According to my back of the envelope calculations people mostly in developing counties burn about 730 million tons of biomass per year for cooking and this amounts to about 1 billion tons of CO2 emitted into the atmosphere. This burning emits about 3%-4% of the world’s total CO2 emissions which according to some estimates is about 28 billion tons per year coming mostly from developed countries. World experts generally do not include the emissions from burning fuelwood, straw or dung because they are renewable. Thus, putting black carbon, health and other benefits aside, from a climate perspective the emissions from burning biomass are generally are considered to be climate neutral.

Continue reading and comment or take the poll below....

Sunday, March 21, 2010

New Generation Wood Stove Evaluation in Dabaab Kenya: Review Series

I just read a very fascinating report called Evaluation of Manufactured Wood-Burning Stoves in Dabaab Refugee Camps Kenya by the Berkeley Air Monitoring Group. This report compares the performance of many of the stoves that were mentioned in a previous post on next generation stoves. As part of this blog, from time to time I will provide a brief review of interesting studies or conferences. This is not meant to be a peer review, but rather the remarks will be my own personal views. Others can express their opinions by commenting on these review postings.

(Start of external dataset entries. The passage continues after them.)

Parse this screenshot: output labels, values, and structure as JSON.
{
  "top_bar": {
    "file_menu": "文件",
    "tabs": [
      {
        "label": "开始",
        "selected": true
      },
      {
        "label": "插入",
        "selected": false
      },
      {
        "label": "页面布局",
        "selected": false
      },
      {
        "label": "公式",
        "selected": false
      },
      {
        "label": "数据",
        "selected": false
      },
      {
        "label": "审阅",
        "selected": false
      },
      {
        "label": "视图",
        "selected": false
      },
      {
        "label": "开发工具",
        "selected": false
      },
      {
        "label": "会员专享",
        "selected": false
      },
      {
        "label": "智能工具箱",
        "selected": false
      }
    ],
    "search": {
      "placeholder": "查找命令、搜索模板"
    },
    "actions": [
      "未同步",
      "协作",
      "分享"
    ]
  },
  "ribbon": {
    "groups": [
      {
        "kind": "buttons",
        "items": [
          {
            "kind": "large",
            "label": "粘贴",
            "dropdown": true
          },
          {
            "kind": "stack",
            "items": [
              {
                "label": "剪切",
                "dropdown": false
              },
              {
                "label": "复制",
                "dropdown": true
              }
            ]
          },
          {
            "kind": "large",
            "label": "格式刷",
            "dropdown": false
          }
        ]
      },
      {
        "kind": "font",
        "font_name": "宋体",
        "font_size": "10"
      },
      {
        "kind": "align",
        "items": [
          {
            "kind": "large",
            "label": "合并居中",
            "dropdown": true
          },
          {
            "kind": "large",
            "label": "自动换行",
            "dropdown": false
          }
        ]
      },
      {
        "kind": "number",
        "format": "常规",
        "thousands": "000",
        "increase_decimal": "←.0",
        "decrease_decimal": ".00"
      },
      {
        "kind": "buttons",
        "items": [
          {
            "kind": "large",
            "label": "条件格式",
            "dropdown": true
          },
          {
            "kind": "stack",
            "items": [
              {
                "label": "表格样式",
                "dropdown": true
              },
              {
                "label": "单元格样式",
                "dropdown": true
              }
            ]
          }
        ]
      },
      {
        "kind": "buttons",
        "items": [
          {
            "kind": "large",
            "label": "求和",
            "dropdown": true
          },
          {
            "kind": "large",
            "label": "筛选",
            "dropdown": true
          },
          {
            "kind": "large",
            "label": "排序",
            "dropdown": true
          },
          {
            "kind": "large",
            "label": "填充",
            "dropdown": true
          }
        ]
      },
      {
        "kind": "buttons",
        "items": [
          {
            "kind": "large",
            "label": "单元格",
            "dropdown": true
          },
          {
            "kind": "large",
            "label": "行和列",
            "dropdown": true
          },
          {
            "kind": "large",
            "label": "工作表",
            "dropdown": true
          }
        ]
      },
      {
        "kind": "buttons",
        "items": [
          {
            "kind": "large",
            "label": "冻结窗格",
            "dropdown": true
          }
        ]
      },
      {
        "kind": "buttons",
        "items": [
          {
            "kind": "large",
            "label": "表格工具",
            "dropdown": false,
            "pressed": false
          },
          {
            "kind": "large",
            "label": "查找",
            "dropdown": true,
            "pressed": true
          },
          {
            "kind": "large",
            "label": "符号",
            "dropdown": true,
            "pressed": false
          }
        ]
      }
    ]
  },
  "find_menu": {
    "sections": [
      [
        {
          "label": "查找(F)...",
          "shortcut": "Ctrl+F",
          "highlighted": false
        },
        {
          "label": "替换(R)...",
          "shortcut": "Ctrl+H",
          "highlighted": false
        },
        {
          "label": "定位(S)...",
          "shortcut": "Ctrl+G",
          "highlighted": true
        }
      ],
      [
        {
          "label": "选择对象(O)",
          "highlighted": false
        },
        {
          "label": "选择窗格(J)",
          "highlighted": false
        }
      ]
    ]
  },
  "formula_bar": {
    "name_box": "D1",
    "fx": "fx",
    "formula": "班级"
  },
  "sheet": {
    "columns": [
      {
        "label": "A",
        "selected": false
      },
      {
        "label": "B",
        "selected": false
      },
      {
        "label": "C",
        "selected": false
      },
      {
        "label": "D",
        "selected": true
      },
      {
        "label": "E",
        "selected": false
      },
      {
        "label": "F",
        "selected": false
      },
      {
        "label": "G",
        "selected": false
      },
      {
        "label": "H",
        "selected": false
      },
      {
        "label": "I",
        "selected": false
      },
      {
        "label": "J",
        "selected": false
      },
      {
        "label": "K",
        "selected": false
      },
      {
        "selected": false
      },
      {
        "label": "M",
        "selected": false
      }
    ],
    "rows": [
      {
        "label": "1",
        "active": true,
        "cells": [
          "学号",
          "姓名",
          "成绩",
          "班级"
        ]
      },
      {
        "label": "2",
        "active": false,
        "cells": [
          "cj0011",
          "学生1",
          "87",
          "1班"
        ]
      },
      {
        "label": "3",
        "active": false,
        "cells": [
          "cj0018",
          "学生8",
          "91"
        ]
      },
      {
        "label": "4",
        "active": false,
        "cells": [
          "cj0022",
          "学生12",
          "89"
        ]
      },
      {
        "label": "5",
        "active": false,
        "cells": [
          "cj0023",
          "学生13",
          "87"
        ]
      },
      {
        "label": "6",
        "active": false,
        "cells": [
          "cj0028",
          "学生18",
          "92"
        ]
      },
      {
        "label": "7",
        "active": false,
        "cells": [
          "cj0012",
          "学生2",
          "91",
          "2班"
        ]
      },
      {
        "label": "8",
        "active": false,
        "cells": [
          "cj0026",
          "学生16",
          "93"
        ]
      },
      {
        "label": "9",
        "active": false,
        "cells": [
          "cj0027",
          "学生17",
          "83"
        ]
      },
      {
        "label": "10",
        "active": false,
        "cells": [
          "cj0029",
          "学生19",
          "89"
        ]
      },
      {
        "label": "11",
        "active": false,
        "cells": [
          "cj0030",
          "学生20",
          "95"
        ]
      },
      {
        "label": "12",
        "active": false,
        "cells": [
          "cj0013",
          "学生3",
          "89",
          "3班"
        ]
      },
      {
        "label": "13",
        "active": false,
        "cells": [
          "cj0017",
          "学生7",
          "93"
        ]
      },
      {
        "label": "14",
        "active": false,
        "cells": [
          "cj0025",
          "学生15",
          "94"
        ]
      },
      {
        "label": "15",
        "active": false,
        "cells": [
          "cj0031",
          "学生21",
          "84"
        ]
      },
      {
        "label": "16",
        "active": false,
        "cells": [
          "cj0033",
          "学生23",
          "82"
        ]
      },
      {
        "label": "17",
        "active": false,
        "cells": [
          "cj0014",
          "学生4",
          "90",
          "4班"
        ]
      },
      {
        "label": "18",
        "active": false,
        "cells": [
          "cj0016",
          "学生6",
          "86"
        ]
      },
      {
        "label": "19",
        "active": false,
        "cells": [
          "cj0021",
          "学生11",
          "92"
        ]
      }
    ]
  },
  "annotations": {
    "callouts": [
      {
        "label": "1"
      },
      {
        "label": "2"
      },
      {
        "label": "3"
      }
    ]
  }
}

This study reminded me that measuring the efficiency of improved stoves is not a simple task, but it is quite necessary. Often there are evaluations of single stove interventions, but comparative reviews are not as common. Testing methods actually have been a point of great contention and debate because some favor certain types of stoves over others. Such a lack of objective information or comparative testing results has been hampering improved stoves in developing countries for many years. Millions of dollars are given for stove programs and the monitoring and evaluation is often not very credible.
This study actually lays out its methods very clearly describing the testing environment in detail. There also were focus discussion groups with the cooks, a research technique that is highly recommended and often lacking in other work on stoves. The technical part of the study evaluates multiple manufactured stoves using a method called the controlled cooking test. Under this test the same amount of typical local food is cooked with measured amounts of fuelwood. The results are reported in kilograms of the fuelwood required for standardized cooking of one kilogram of food. Again, this is obviously a contrived environment, but it is a standard method that has been used for more than 25 years.

See more below.

Saturday, March 13, 2010

Eight Steps to Successful Rural Electrification Programs

The pace of rural electrification over much of the developing world has been painfully slow, especially in South Asia and Africa. Rural electrification programs can undoubtedly face major obstacles. The low population densities in rural areas result in high capital and operating costs for electricity companies. Consumers are often poor and their electricity consumption low.  This post is on grid rural electrification and there will be a similar future post on offgrid rural electrification.
The Challenge of Rural Electrification:  D. Barnes

Yet in spite of these problems, many countries have been quietly and successfully providing electricity to rural areas. In Thailand, well over 90 percent of rural people have a supply. In Costa Rica, cooperatives and the government power utility provide electricity to nearly 100% percent of the rural population. In Tunisia, over 90% percent of rural households already have a supply. In studying countries like these and others there appear to be 8 steps to achieving successful rural electrification. These steps are taken from my book called The Challenge of Rural Electrification: Strategies for Developing Countries. that examined 10 successful programs from around the world including the developed countries of the United States and Ireland. I know that it appears these programs are in middle to high income countries, but many were low income when they initiated their programs. 

To read more click below to continue.